Count how many lines below contain the word "time", then give that number alone.

----- SOURCE MATERIAL -----

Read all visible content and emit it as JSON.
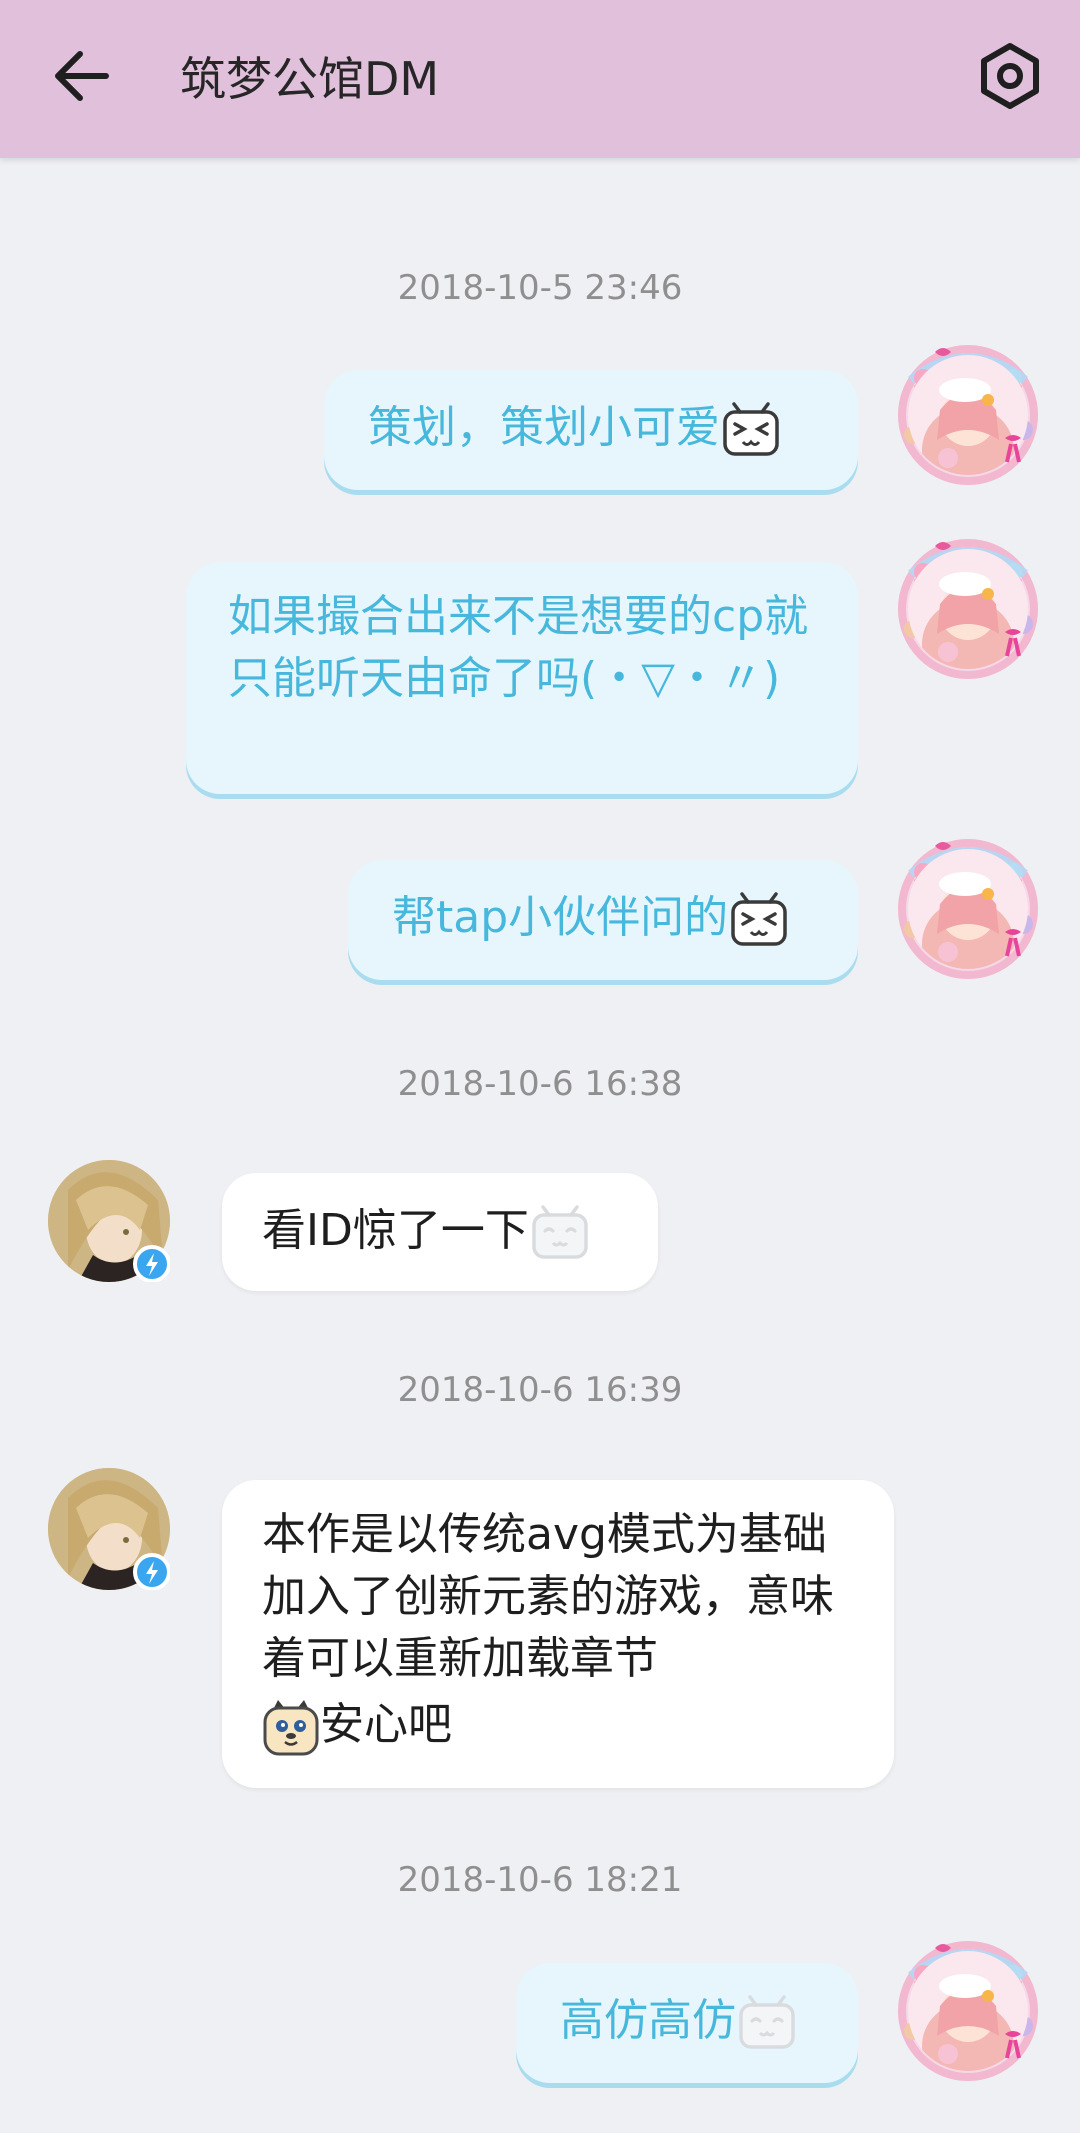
{
  "header": {
    "title": "筑梦公馆DM"
  },
  "messages": [
    {
      "time": "2018-10-5 23:46"
    },
    {
      "text": "策划，策划小可爱",
      "sender": "me",
      "emoji": "tv-laugh-emoji"
    },
    {
      "text": "如果撮合出来不是想要的cp就只能听天由命了吗(・▽・〃)",
      "sender": "me"
    },
    {
      "text": "帮tap小伙伴问的",
      "sender": "me",
      "emoji": "tv-laugh-emoji"
    },
    {
      "time": "2018-10-6 16:38"
    },
    {
      "text": "看ID惊了一下",
      "sender": "other",
      "emoji": "tv-smile-emoji"
    },
    {
      "time": "2018-10-6 16:39"
    },
    {
      "text": "本作是以传统avg模式为基础加入了创新元素的游戏，意味着可以重新加载章节",
      "text2": "安心吧",
      "sender": "other",
      "emoji": "dog-emoji"
    },
    {
      "time": "2018-10-6 18:21"
    },
    {
      "text": "高仿高仿",
      "sender": "me",
      "emoji": "tv-smile-emoji"
    }
  ],
  "colors": {
    "header_bg": "#e1c0dc",
    "my_bubble_bg": "#e6f6fc",
    "my_text": "#47b8dc",
    "their_bubble_bg": "#ffffff",
    "verified_badge": "#3aa6ef"
  }
}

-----

> **RESPONSE TO THIS EXERCISE**: 4